Padilla's lawyers also said President Bush abused his war powers authority by approving warrantless surveillance of conversations between people in the United States and abroad who had suspected terrorist ties.

Such developments "underscore the need for this court to address the fundamental constitutional questions presented by this case," the lawyers wrote.

"The government continues to defend this sweeping view of the president's power to substitute military law for the rule of law and seeks to expand it further, arguing that the very authorities that it says justify the indefinite detention without charge of citizens also justify widespread spying on citizens without judicial warrant or Congressional notification," Padilla's lawyers said.

Padilla's appeal deals not only with the broad questions of presidential power, but also seeks to resolve whether Padilla should remain in military or civilian custody.

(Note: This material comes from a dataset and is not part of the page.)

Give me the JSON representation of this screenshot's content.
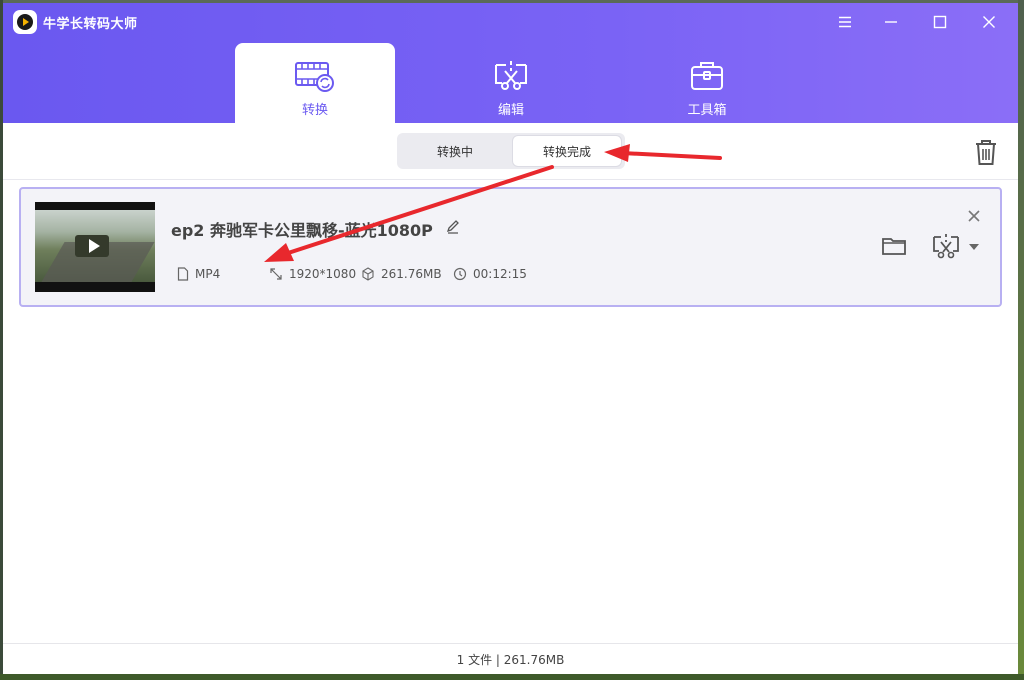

Last week, the Richmond-based 4th U.S. Court of Appeals urged the Supreme Court to take the case after chastising the administration for shifting its tactics in the Padilla case and warning the government that it was risking its credibility with the courts.

A three-judge appellate panel refused the administration's request to vacate a September ruling that gave Bush wide authority to detain "enemy combatants" indefinitely without charges on U.S. soil.

The decision, written by Judge J. Michael Luttig, questioned why the administration used one set of facts before the court for 3 1/2 years to justify holding Padilla without charges but used another set to convince a grand jury in Florida to indict him last month.

Clement, in Wednesday's emergency filing with Chief Justice John Roberts, said the appeals court overstepped its authority and its decision "defies both law and logic" because Padilla's lawyers also want him transferred to civilian custody.

He said the decision also was improper because it amounted to "an unwarranted attack on the exercise of executive discretion."

Roberts could rule himself or refer the transfer request to the entire high court.

Padilla, a former Chicago gang member, was arrested in 2002 at Chicago's O'Hare Airport as he returned to the United States from Afghanistan. Initially, then-Attorney General John Ashcroft alleged Padilla planned to set off a radiological device known as a "dirty bomb."

The administration then argued before federal courts in New York and Virginia that Padilla should be held without charges because he had come home to carry out an Al Qaeda backed plot to blow up apartment buildings in New York, Washington or Florida.

Last month, a grand jury in Miami charged Padilla with being part of a North American terror support cell that allegedly raised funds and recruited fighters to wage violent jihad outside the United States.